TO DO
Report each line of the listing below that holds "JSON".
=== DATA ===
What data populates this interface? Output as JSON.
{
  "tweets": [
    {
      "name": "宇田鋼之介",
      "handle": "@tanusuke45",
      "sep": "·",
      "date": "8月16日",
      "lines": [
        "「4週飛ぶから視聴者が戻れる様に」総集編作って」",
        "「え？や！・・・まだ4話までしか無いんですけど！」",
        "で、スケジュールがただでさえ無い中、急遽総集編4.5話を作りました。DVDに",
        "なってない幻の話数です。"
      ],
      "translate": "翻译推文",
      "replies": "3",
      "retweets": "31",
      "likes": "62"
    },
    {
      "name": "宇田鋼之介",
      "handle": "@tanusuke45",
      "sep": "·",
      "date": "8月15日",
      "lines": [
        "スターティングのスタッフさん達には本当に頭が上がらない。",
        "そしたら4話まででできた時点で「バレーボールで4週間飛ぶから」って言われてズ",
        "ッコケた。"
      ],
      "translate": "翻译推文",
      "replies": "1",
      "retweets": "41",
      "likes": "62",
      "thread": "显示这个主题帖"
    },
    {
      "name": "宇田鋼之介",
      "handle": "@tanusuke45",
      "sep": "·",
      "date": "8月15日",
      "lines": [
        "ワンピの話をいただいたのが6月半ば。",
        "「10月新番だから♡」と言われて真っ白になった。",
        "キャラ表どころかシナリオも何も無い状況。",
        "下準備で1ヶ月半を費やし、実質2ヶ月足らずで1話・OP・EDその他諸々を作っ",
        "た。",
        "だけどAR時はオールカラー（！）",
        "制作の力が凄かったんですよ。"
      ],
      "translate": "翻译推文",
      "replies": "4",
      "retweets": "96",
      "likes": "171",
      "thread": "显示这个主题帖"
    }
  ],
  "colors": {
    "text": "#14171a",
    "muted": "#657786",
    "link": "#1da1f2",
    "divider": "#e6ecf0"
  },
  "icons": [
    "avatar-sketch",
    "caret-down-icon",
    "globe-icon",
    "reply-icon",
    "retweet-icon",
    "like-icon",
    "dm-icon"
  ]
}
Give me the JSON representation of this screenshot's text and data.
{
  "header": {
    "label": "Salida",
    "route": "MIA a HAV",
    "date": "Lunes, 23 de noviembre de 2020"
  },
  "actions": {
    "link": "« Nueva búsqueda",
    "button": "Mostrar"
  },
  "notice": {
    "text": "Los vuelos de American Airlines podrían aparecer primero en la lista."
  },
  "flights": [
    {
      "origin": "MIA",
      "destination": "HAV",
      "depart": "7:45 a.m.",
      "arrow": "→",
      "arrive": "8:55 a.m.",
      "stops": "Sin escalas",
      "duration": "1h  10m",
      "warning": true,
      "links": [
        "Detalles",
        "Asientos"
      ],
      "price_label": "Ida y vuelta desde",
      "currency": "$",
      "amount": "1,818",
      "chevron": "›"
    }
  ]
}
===
ANSWER AREA
What data populates this interface? Output as JSON.
Give me the JSON representation of this screenshot's text and data.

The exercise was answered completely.